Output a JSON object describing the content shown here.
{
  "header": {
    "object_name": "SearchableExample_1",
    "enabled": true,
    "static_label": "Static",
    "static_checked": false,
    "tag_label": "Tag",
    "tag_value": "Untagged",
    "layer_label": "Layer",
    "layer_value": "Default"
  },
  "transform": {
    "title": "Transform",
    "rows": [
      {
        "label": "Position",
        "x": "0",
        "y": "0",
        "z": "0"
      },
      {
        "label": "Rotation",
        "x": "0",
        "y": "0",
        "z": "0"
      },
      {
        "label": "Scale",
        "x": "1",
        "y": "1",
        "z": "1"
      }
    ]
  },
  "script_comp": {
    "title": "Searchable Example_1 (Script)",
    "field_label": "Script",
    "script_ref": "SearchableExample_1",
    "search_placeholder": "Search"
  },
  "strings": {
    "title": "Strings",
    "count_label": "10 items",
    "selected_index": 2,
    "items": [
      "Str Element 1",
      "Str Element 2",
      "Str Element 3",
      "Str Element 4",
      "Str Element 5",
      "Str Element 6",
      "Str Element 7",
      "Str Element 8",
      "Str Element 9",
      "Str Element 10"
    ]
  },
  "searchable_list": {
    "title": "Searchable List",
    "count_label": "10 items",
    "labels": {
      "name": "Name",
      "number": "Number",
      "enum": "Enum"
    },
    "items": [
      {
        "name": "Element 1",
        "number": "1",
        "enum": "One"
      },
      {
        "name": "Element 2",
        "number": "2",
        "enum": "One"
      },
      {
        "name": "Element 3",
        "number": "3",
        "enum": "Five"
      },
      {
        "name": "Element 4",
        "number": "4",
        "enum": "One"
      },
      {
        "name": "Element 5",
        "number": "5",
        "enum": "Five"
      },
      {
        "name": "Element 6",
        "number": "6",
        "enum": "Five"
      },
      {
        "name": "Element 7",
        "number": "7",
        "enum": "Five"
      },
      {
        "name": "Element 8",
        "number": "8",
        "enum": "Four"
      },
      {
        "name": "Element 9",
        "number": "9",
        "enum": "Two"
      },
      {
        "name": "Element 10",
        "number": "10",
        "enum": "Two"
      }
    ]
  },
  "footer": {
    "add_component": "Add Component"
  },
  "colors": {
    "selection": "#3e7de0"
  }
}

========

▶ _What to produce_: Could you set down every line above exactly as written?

▶ _Result for this exercise_:
Output a JSON object describing the content shown here.
{
  "header": {
    "object_name": "SearchableExample_1",
    "enabled": true,
    "static_label": "Static",
    "static_checked": false,
    "tag_label": "Tag",
    "tag_value": "Untagged",
    "layer_label": "Layer",
    "layer_value": "Default"
  },
  "transform": {
    "title": "Transform",
    "rows": [
      {
        "label": "Position",
        "x": "0",
        "y": "0",
        "z": "0"
      },
      {
        "label": "Rotation",
        "x": "0",
        "y": "0",
        "z": "0"
      },
      {
        "label": "Scale",
        "x": "1",
        "y": "1",
        "z": "1"
      }
    ]
  },
  "script_comp": {
    "title": "Searchable Example_1 (Script)",
    "field_label": "Script",
    "script_ref": "SearchableExample_1",
    "search_placeholder": "Search"
  },
  "strings": {
    "title": "Strings",
    "count_label": "10 items",
    "selected_index": 2,
    "items": [
      "Str Element 1",
      "Str Element 2",
      "Str Element 3",
      "Str Element 4",
      "Str Element 5",
      "Str Element 6",
      "Str Element 7",
      "Str Element 8",
      "Str Element 9",
      "Str Element 10"
    ]
  },
  "searchable_list": {
    "title": "Searchable List",
    "count_label": "10 items",
    "labels": {
      "name": "Name",
      "number": "Number",
      "enum": "Enum"
    },
    "items": [
      {
        "name": "Element 1",
        "number": "1",
        "enum": "One"
      },
      {
        "name": "Element 2",
        "number": "2",
        "enum": "One"
      },
      {
        "name": "Element 3",
        "number": "3",
        "enum": "Five"
      },
      {
        "name": "Element 4",
        "number": "4",
        "enum": "One"
      },
      {
        "name": "Element 5",
        "number": "5",
        "enum": "Five"
      },
      {
        "name": "Element 6",
        "number": "6",
        "enum": "Five"
      },
      {
        "name": "Element 7",
        "number": "7",
        "enum": "Five"
      },
      {
        "name": "Element 8",
        "number": "8",
        "enum": "Four"
      },
      {
        "name": "Element 9",
        "number": "9",
        "enum": "Two"
      },
      {
        "name": "Element 10",
        "number": "10",
        "enum": "Two"
      }
    ]
  },
  "footer": {
    "add_component": "Add Component"
  },
  "colors": {
    "selection": "#3e7de0"
  }
}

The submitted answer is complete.